History of the Toggle
Jez Humble and Martin Fowler are best known for promoting the separation of feature rollout from code deployment. Within the context of continuous delivery, they provided the foundation for a framework that would allow developers to release software faster and with less risk.
Fowler is well-known for championing the notion of feature toggles, which are ways to wrap features in conditionals that allow you to toggle features on and off for users. This would enable developers to take full control of their feature rollouts, dark launch, and roll back poorly performing features.
This led to the rise of open source feature toggle libraries tailored for specific languages, like Java and PHP. The main purpose of these initial libraries was to allow the quick and easy implementation of basic feature toggling functionality – a boolean value of true or false that would determine the visibility of a code snippet. Moreover, early feature toggle developers had to address the issues of runtime performance, technical debt management, toggle management, and polyglot stacks.
As feature toggles increased in popularity, developers started to explore advanced functionality like incremental percentage rollouts, granular user targeting, and long term feature management. With full control of feature releases, developers saw the power of releasing features to beta testers, specific user groups, and gradually ramp up a feature release from 1% to 5% to 100% of users.
Feature toggles, therefore, became less about simply turning a feature on or off. They became more about full feature lifecycle management – managing the feature from development, to release, to sunset.
With this new emphasis on management came the rise of the feature flag.
The Rise of the Flag
Although feature toggles and flags are used quite interchangeably today, feature flags may be growing into the more appropriate term. A toggle implies that something has two states: on and off. Many new frameworks are switching to the nomenclature of flag because they are supporting long term control, percentage rollouts, and multivariate states.
Feature flags do not have to be binary. A flag can return multiple values like blue, red, green, and purple which your code can interpret to display different variants of a feature. You could also potentially use flags to release features using date ranges and numbers. In other words, the feature itself can have more than two states and these states do not necessarily need to be on or off. The off variation for a feature flag could hide the code completely, whereas the blue or red variations will serve different variants.
A feature flag can be considered a way to manage the full lifecycle of a feature, tracking the matriculation of a feature from development, to QA, and to production. It can also be a way for you to aggregate performance analytics and test the impact of a feature on your system’s architecture.
There is no wrong way to categorize a feature toggle or feature flag. What is important is that companies are starting to realize the importance of separating feature rollout from code deployment. This separation enables software to be more adaptive to user needs while also contributing to platform stability.

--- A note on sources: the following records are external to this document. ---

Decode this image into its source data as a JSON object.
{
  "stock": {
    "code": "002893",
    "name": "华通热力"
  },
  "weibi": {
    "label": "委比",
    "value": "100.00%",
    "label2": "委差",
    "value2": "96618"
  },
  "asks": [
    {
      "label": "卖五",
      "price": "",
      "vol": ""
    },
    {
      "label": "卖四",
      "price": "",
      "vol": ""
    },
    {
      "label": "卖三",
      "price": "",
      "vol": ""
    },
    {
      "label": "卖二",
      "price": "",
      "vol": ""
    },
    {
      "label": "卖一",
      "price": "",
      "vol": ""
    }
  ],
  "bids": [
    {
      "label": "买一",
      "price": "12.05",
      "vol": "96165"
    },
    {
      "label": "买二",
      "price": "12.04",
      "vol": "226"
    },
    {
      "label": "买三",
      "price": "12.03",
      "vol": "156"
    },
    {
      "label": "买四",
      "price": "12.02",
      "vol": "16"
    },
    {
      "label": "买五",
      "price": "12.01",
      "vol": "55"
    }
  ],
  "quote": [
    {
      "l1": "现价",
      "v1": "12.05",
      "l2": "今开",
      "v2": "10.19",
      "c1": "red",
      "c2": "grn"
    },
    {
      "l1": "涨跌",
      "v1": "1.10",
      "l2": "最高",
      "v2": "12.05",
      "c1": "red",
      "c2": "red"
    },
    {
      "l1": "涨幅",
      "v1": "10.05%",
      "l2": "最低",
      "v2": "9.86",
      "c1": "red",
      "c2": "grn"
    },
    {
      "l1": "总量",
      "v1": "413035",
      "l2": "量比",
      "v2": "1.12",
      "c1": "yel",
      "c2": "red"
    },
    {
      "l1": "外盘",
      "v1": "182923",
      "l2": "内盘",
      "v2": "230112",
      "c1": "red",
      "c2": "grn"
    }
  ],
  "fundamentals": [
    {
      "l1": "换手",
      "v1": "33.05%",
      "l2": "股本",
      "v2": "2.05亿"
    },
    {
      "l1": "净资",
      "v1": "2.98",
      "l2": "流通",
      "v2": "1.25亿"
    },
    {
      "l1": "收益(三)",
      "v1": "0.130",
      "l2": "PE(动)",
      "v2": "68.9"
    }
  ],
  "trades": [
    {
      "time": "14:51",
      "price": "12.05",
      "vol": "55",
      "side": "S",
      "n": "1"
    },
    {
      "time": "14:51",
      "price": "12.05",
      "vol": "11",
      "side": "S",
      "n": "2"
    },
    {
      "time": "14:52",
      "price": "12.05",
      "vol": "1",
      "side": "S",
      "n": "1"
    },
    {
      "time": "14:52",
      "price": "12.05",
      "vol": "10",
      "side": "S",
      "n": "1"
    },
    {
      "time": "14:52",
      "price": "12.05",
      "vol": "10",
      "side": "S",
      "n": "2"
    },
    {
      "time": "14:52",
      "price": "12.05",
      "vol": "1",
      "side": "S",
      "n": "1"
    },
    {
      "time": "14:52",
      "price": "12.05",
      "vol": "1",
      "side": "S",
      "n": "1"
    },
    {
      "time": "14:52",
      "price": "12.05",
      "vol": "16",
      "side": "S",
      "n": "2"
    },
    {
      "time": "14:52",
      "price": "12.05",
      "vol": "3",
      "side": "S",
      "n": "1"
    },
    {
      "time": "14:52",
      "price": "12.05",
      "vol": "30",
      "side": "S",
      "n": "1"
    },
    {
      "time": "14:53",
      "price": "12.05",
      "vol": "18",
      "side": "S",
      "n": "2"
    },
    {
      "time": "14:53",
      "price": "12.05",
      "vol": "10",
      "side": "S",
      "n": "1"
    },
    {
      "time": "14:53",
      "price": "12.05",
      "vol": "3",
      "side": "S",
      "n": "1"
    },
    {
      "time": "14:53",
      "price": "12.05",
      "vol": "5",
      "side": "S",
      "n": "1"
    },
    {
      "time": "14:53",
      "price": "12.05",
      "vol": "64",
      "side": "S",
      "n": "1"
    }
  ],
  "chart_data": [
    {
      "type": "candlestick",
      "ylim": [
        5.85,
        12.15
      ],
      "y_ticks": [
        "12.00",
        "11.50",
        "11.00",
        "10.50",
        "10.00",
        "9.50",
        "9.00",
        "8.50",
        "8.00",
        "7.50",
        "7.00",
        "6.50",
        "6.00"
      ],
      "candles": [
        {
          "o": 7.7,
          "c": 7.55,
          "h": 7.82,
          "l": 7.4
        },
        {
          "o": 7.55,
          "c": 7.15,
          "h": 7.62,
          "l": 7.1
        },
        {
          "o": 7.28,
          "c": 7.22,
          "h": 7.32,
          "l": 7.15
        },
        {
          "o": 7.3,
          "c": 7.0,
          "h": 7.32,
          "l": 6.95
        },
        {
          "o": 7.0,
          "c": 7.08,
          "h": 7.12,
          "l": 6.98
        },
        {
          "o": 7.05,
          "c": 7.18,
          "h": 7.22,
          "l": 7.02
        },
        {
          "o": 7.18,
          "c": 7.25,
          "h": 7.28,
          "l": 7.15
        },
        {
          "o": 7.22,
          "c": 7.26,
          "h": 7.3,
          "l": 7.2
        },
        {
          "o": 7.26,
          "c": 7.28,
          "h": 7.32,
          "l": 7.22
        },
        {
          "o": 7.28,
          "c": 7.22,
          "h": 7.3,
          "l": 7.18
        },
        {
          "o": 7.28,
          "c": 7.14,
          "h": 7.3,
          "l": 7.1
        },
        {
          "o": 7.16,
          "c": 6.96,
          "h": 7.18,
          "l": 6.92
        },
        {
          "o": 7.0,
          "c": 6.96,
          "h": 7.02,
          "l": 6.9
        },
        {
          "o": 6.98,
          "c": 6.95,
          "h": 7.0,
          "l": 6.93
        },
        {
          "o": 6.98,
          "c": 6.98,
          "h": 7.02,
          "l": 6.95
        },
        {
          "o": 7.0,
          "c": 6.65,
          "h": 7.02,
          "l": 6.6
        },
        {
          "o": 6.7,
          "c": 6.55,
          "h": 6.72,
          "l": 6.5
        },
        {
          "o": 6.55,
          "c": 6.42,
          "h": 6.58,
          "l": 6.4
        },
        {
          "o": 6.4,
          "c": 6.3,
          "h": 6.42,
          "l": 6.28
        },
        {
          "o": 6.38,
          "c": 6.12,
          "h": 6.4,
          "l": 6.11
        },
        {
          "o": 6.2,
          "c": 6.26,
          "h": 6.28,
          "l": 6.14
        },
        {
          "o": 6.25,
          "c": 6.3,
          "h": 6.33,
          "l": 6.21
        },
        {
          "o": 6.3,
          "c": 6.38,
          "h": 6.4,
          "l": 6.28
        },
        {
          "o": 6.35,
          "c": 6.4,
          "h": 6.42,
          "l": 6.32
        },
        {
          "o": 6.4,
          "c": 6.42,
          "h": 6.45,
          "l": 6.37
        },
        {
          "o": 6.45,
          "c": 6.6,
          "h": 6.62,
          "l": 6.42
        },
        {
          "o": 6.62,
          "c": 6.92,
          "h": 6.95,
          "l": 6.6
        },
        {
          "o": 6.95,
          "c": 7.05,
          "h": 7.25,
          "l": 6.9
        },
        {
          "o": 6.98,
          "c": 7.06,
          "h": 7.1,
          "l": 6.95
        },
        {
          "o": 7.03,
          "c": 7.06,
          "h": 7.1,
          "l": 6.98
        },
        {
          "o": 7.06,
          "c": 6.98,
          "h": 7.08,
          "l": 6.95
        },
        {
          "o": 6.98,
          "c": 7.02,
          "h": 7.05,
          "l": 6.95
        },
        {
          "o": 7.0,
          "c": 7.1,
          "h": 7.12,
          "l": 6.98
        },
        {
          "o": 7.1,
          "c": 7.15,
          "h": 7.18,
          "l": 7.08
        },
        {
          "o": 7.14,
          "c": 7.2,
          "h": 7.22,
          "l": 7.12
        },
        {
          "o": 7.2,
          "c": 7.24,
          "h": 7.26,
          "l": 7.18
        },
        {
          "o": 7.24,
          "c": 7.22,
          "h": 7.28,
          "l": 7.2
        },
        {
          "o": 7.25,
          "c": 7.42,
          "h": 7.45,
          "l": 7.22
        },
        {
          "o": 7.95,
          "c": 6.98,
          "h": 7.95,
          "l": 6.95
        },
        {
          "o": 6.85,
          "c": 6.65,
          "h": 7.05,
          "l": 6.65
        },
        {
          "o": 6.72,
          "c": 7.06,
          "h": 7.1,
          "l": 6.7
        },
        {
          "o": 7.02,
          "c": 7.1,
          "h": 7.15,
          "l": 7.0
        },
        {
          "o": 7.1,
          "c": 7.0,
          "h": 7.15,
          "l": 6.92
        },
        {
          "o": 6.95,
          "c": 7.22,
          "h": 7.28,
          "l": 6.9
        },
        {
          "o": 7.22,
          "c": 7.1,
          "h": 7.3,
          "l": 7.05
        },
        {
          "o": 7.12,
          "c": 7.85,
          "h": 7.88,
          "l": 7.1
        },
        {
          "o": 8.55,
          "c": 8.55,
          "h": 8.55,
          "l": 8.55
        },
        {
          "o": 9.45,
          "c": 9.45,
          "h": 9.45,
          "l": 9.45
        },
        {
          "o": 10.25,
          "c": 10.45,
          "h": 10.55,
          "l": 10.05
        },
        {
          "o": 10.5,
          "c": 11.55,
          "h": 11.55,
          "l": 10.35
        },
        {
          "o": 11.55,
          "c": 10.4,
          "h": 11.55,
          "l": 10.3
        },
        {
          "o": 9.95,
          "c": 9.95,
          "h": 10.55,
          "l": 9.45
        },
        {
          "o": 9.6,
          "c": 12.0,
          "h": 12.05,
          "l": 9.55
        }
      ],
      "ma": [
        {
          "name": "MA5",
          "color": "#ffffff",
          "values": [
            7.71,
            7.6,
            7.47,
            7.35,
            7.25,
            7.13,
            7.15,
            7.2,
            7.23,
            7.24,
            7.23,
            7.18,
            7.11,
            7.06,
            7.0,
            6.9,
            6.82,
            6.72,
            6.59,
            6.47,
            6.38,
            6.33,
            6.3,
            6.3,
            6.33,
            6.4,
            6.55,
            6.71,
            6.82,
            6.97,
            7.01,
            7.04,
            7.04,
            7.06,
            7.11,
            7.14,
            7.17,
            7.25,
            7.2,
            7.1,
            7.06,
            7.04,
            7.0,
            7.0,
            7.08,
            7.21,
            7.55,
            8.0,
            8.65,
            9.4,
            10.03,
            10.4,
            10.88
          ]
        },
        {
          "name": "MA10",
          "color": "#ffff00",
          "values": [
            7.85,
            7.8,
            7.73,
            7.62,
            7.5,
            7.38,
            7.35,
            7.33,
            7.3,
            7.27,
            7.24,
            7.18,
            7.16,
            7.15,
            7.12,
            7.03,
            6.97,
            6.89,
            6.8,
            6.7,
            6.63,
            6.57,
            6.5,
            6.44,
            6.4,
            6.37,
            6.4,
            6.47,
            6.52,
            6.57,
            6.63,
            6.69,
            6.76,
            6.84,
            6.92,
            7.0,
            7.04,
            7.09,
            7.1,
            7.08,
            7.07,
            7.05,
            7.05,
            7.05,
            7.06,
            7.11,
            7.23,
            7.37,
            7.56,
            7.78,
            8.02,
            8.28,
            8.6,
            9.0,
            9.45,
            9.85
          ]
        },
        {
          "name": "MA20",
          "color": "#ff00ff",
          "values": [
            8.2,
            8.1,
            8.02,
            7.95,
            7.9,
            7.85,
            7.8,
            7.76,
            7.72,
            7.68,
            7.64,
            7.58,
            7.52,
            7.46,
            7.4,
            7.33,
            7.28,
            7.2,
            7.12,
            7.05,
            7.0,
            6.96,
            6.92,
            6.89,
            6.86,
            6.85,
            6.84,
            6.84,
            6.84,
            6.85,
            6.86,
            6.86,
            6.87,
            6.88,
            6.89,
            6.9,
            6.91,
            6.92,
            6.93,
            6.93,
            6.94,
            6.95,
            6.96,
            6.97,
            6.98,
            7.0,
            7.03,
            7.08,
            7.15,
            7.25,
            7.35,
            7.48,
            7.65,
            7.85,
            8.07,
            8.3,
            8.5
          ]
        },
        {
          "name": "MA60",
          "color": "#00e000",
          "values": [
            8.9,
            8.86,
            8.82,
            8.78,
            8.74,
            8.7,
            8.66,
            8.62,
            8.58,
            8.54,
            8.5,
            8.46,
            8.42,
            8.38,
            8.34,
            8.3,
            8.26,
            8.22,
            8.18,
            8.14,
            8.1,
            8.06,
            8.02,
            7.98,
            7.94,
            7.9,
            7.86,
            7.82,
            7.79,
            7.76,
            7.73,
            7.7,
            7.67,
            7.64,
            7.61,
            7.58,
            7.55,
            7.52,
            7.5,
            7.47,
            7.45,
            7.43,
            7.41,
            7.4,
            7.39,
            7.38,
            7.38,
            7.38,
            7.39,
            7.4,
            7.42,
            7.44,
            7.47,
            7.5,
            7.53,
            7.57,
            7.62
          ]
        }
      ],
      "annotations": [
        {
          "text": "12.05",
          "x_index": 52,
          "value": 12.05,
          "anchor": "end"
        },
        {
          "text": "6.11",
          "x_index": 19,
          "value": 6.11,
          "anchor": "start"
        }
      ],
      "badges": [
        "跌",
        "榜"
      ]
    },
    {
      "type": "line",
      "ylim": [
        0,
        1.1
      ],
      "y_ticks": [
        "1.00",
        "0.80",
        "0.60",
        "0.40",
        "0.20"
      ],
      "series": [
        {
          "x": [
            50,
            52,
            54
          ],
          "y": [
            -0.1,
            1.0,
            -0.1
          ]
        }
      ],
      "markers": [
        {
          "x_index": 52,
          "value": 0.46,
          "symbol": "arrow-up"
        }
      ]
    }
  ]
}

The future of software development and continuous delivery highlights the significance of feature release management. Feature release is now no longer an afterthought. It is something that must be built into the development of a feature from its inception to its rollout.
Feature flags and toggles are now becoming integral to running a business, not just a best practice for the continuous delivery of software.